New answers tagged

0

After a long discussion with "curiousone" I would like to like to share the relevant points of our discussion (hopefully I will do them justice) and some extra bits I added after thinking it over First Law of thermodynamics While the equation $$TdS = k_b T \ln N dN + dU -PdV $$ is quite general to any system where particle number is not conserved. We ...


0

John G. Cramer discussed G4V in a recent Analog Alternate View Column (Mar. 2016), and how Advanced LIGO data could possibly falsify G4V, General Relativity or even both of them (Their predicted gravity wave signatures signatures differ.) Cramer also stated that there would be no dark energy since G4v explains distant receding Type IIa supernova dimming as ...


0

I don't really have the background to understand such matters, but this presentation by Alan Guth gave me at least some idea of what it means to say the energy of a gravitational field is negative (which Guth calls a "miracle of physics"). Starting at 0:52:00 in that video clip, Guth presents this thought experiment... ...where it's taken as a given that ...


4

1) In view of the fact that we know how to measure the speed of light, it follows that a change in the speed of light would be detectable. 2) Any change in the speed of light would have to be accompanied by either a change in $\mu_0$, a change in $\epsilon_0$, or (far more drastically) a failure of Maxwell's equations, any of which would be easy to ...


5

I believe it can be useful to define the following concepts (I won't be very formal here for pedagogical reasons): Any event can be described through four real numbers, which we take to be: the moment in time it happens, and the position in space where it takes place. We call this four numbers the coordinates of the event. We collect these numbers in a ...
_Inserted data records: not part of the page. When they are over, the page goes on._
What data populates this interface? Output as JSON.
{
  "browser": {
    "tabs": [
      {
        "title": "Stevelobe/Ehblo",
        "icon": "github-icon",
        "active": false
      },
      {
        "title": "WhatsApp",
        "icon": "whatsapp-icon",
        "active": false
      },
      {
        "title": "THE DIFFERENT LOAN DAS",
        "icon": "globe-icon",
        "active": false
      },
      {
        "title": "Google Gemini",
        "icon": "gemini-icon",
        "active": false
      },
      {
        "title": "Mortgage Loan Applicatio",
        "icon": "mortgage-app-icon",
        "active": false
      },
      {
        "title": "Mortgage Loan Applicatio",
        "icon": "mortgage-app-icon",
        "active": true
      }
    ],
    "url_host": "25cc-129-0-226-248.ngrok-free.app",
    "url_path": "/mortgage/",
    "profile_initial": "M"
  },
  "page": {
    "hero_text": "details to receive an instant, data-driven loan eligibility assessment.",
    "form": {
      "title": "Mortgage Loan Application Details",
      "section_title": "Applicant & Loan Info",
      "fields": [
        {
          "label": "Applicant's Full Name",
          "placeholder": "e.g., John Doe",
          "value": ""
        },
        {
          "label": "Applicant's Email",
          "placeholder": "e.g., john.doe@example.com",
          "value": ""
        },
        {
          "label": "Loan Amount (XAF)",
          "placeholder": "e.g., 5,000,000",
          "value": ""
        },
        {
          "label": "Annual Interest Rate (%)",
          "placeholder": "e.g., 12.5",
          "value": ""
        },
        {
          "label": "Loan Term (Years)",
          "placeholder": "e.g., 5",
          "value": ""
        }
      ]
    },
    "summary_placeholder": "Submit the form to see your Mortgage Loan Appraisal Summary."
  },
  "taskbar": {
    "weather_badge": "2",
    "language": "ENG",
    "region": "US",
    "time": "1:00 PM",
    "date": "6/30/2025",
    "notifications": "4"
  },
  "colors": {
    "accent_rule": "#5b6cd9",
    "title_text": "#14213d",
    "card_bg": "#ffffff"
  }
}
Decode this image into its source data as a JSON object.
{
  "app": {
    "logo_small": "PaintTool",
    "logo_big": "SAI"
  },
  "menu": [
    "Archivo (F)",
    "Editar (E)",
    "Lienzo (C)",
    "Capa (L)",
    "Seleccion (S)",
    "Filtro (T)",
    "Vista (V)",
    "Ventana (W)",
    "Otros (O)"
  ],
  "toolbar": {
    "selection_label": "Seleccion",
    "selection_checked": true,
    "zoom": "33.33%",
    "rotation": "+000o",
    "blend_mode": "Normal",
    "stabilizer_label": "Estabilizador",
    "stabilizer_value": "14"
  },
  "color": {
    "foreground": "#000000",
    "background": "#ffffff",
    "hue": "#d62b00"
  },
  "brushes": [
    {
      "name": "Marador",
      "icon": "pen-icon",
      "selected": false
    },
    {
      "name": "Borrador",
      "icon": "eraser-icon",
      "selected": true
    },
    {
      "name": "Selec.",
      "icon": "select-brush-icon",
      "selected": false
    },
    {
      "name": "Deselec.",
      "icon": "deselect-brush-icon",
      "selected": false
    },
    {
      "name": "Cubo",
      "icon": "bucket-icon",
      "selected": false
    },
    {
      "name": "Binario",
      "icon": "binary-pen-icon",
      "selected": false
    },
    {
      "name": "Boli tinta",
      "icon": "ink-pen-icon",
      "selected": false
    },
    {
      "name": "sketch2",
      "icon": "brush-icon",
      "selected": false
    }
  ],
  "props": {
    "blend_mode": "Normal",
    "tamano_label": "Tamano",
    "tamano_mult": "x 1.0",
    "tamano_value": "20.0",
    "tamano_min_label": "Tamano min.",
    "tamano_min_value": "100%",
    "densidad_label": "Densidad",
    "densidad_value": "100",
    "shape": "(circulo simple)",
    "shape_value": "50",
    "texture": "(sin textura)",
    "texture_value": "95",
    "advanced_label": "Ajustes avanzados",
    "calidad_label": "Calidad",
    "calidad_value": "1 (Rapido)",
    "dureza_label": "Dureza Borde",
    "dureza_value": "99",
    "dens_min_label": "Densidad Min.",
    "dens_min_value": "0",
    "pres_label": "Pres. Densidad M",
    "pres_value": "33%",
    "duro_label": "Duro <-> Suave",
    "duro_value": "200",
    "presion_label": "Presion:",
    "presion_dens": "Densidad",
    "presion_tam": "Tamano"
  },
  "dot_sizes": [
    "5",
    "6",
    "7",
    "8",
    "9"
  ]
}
4

You're right. $\eta_{\mu\nu}\rightarrow \eta_{\mu^{'}\nu^{'}}=\Lambda^{\alpha}_{\,\,\mu^{'}}\eta_{\alpha\beta}\Lambda^{\beta}_{\,\,\nu^{'}}$ just says that the metric transforms as a tensor as you would expect from its indices; there's nothing special about that. Being invariant means that when you make the transformation you get back the same matrix: ...


0

Trying to answer my old question myself: The cited piece is talking about an infrared cutoff, which basically amounts to giving the propagating particle a mass which appears squared in a propagator. So I think, what is meant is considering $$\lim_{\Lambda\to 0}\int \frac{d^4p}{p^2+\Lambda}$$ and this $\Lambda$ of course has a mass dimension of 2.



Top 50 recent answers are included